> TASK DESCRIPTION: Each entry below is to be copied verbatim, with no line missing.
=== Section Start ===
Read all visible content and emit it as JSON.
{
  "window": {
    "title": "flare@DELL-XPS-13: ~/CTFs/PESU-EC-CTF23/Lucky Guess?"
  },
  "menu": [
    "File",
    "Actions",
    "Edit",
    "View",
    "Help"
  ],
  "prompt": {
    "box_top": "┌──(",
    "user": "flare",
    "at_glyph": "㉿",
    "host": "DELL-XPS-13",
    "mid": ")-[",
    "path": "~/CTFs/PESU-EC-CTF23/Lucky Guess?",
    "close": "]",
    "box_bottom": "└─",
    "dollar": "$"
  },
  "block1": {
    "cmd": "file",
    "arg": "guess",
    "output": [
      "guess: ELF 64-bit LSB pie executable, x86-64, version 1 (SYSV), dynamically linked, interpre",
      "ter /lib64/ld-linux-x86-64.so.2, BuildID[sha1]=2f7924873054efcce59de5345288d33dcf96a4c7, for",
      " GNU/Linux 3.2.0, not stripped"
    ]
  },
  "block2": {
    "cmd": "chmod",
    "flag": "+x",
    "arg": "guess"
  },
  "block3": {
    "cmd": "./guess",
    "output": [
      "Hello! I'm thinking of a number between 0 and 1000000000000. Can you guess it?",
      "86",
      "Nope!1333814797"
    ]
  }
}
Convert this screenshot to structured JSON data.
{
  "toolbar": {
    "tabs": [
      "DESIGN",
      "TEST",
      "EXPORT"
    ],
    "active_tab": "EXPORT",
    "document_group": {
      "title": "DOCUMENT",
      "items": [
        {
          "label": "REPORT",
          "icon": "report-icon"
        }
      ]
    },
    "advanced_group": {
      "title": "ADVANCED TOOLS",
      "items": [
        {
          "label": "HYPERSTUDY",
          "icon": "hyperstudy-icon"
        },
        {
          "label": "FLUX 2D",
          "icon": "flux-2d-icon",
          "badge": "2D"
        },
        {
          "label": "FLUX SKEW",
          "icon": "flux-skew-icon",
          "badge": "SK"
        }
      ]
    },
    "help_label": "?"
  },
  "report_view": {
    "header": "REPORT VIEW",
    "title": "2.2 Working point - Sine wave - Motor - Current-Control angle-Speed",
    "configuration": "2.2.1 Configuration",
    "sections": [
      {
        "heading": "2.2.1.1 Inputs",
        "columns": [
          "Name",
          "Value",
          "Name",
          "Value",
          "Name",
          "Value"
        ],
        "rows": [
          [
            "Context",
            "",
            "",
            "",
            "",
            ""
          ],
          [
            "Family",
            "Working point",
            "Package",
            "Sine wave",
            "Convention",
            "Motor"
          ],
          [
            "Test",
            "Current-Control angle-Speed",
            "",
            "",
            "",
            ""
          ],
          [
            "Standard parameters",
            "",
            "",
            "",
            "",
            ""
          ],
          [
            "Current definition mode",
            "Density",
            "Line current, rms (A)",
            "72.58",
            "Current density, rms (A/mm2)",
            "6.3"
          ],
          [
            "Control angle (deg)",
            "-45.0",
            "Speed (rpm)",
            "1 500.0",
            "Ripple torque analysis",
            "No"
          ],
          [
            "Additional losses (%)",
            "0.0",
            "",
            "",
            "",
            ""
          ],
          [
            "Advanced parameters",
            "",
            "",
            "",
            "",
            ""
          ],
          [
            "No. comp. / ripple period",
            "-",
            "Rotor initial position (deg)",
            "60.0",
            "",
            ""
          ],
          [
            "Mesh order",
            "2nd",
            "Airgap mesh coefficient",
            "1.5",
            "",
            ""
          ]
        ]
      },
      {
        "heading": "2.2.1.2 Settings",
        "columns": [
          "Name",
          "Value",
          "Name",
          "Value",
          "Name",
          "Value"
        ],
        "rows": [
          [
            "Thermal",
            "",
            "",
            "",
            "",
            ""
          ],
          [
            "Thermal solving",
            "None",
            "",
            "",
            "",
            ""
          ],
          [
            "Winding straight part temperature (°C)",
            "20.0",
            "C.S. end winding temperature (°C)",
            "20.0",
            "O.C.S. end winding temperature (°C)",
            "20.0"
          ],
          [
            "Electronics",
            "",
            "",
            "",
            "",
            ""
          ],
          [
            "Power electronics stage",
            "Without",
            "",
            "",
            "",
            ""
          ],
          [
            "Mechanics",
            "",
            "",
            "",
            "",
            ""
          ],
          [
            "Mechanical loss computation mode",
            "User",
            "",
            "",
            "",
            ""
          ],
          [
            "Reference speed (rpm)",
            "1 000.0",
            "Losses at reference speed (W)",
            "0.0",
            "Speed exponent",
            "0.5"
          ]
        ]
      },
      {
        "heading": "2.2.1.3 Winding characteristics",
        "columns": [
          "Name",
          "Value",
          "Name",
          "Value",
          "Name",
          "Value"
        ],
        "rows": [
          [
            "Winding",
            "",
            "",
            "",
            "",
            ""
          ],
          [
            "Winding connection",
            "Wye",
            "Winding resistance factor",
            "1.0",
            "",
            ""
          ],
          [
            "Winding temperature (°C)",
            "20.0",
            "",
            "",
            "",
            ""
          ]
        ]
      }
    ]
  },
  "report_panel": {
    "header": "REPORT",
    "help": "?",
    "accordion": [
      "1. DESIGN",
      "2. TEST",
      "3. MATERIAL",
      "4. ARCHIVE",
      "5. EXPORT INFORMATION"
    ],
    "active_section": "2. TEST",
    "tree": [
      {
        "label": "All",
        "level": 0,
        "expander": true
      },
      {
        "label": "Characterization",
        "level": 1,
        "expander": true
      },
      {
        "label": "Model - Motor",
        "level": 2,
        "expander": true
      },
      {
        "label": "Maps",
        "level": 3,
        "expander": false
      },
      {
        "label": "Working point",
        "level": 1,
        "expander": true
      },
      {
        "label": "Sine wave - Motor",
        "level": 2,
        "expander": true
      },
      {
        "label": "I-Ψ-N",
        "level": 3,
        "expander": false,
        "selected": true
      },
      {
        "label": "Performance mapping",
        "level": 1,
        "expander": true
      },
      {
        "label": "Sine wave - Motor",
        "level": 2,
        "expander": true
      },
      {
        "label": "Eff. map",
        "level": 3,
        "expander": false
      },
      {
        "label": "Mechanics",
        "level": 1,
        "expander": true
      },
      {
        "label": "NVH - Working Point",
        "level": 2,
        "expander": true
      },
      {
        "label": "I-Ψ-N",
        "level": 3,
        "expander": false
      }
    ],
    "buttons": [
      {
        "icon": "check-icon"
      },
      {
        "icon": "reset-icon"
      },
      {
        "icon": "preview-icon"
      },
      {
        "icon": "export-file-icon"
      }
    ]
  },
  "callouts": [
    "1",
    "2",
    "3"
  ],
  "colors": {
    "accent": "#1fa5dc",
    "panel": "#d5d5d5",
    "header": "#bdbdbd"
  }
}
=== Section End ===
> EXERCISE ANSWER:
Read all visible content and emit it as JSON.
{
  "window": {
    "title": "flare@DELL-XPS-13: ~/CTFs/PESU-EC-CTF23/Lucky Guess?"
  },
  "menu": [
    "File",
    "Actions",
    "Edit",
    "View",
    "Help"
  ],
  "prompt": {
    "box_top": "┌──(",
    "user": "flare",
    "at_glyph": "㉿",
    "host": "DELL-XPS-13",
    "mid": ")-[",
    "path": "~/CTFs/PESU-EC-CTF23/Lucky Guess?",
    "close": "]",
    "box_bottom": "└─",
    "dollar": "$"
  },
  "block1": {
    "cmd": "file",
    "arg": "guess",
    "output": [
      "guess: ELF 64-bit LSB pie executable, x86-64, version 1 (SYSV), dynamically linked, interpre",
      "ter /lib64/ld-linux-x86-64.so.2, BuildID[sha1]=2f7924873054efcce59de5345288d33dcf96a4c7, for",
      " GNU/Linux 3.2.0, not stripped"
    ]
  },
  "block2": {
    "cmd": "chmod",
    "flag": "+x",
    "arg": "guess"
  },
  "block3": {
    "cmd": "./guess",
    "output": [
      "Hello! I'm thinking of a number between 0 and 1000000000000. Can you guess it?",
      "86",
      "Nope!1333814797"
    ]
  }
}
Convert this screenshot to structured JSON data.
{
  "toolbar": {
    "tabs": [
      "DESIGN",
      "TEST",
      "EXPORT"
    ],
    "active_tab": "EXPORT",
    "document_group": {
      "title": "DOCUMENT",
      "items": [
        {
          "label": "REPORT",
          "icon": "report-icon"
        }
      ]
    },
    "advanced_group": {
      "title": "ADVANCED TOOLS",
      "items": [
        {
          "label": "HYPERSTUDY",
          "icon": "hyperstudy-icon"
        },
        {
          "label": "FLUX 2D",
          "icon": "flux-2d-icon",
          "badge": "2D"
        },
        {
          "label": "FLUX SKEW",
          "icon": "flux-skew-icon",
          "badge": "SK"
        }
      ]
    },
    "help_label": "?"
  },
  "report_view": {
    "header": "REPORT VIEW",
    "title": "2.2 Working point - Sine wave - Motor - Current-Control angle-Speed",
    "configuration": "2.2.1 Configuration",
    "sections": [
      {
        "heading": "2.2.1.1 Inputs",
        "columns": [
          "Name",
          "Value",
          "Name",
          "Value",
          "Name",
          "Value"
        ],
        "rows": [
          [
            "Context",
            "",
            "",
            "",
            "",
            ""
          ],
          [
            "Family",
            "Working point",
            "Package",
            "Sine wave",
            "Convention",
            "Motor"
          ],
          [
            "Test",
            "Current-Control angle-Speed",
            "",
            "",
            "",
            ""
          ],
          [
            "Standard parameters",
            "",
            "",
            "",
            "",
            ""
          ],
          [
            "Current definition mode",
            "Density",
            "Line current, rms (A)",
            "72.58",
            "Current density, rms (A/mm2)",
            "6.3"
          ],
          [
            "Control angle (deg)",
            "-45.0",
            "Speed (rpm)",
            "1 500.0",
            "Ripple torque analysis",
            "No"
          ],
          [
            "Additional losses (%)",
            "0.0",
            "",
            "",
            "",
            ""
          ],
          [
            "Advanced parameters",
            "",
            "",
            "",
            "",
            ""
          ],
          [
            "No. comp. / ripple period",
            "-",
            "Rotor initial position (deg)",
            "60.0",
            "",
            ""
          ],
          [
            "Mesh order",
            "2nd",
            "Airgap mesh coefficient",
            "1.5",
            "",
            ""
          ]
        ]
      },
      {
        "heading": "2.2.1.2 Settings",
        "columns": [
          "Name",
          "Value",
          "Name",
          "Value",
          "Name",
          "Value"
        ],
        "rows": [
          [
            "Thermal",
            "",
            "",
            "",
            "",
            ""
          ],
          [
            "Thermal solving",
            "None",
            "",
            "",
            "",
            ""
          ],
          [
            "Winding straight part temperature (°C)",
            "20.0",
            "C.S. end winding temperature (°C)",
            "20.0",
            "O.C.S. end winding temperature (°C)",
            "20.0"
          ],
          [
            "Electronics",
            "",
            "",
            "",
            "",
            ""
          ],
          [
            "Power electronics stage",
            "Without",
            "",
            "",
            "",
            ""
          ],
          [
            "Mechanics",
            "",
            "",
            "",
            "",
            ""
          ],
          [
            "Mechanical loss computation mode",
            "User",
            "",
            "",
            "",
            ""
          ],
          [
            "Reference speed (rpm)",
            "1 000.0",
            "Losses at reference speed (W)",
            "0.0",
            "Speed exponent",
            "0.5"
          ]
        ]
      },
      {
        "heading": "2.2.1.3 Winding characteristics",
        "columns": [
          "Name",
          "Value",
          "Name",
          "Value",
          "Name",
          "Value"
        ],
        "rows": [
          [
            "Winding",
            "",
            "",
            "",
            "",
            ""
          ],
          [
            "Winding connection",
            "Wye",
            "Winding resistance factor",
            "1.0",
            "",
            ""
          ],
          [
            "Winding temperature (°C)",
            "20.0",
            "",
            "",
            "",
            ""
          ]
        ]
      }
    ]
  },
  "report_panel": {
    "header": "REPORT",
    "help": "?",
    "accordion": [
      "1. DESIGN",
      "2. TEST",
      "3. MATERIAL",
      "4. ARCHIVE",
      "5. EXPORT INFORMATION"
    ],
    "active_section": "2. TEST",
    "tree": [
      {
        "label": "All",
        "level": 0,
        "expander": true
      },
      {
        "label": "Characterization",
        "level": 1,
        "expander": true
      },
      {
        "label": "Model - Motor",
        "level": 2,
        "expander": true
      },
      {
        "label": "Maps",
        "level": 3,
        "expander": false
      },
      {
        "label": "Working point",
        "level": 1,
        "expander": true
      },
      {
        "label": "Sine wave - Motor",
        "level": 2,
        "expander": true
      },
      {
        "label": "I-Ψ-N",
        "level": 3,
        "expander": false,
        "selected": true
      },
      {
        "label": "Performance mapping",
        "level": 1,
        "expander": true
      },
      {
        "label": "Sine wave - Motor",
        "level": 2,
        "expander": true
      },
      {
        "label": "Eff. map",
        "level": 3,
        "expander": false
      },
      {
        "label": "Mechanics",
        "level": 1,
        "expander": true
      },
      {
        "label": "NVH - Working Point",
        "level": 2,
        "expander": true
      },
      {
        "label": "I-Ψ-N",
        "level": 3,
        "expander": false
      }
    ],
    "buttons": [
      {
        "icon": "check-icon"
      },
      {
        "icon": "reset-icon"
      },
      {
        "icon": "preview-icon"
      },
      {
        "icon": "export-file-icon"
      }
    ]
  },
  "callouts": [
    "1",
    "2",
    "3"
  ],
  "colors": {
    "accent": "#1fa5dc",
    "panel": "#d5d5d5",
    "header": "#bdbdbd"
  }
}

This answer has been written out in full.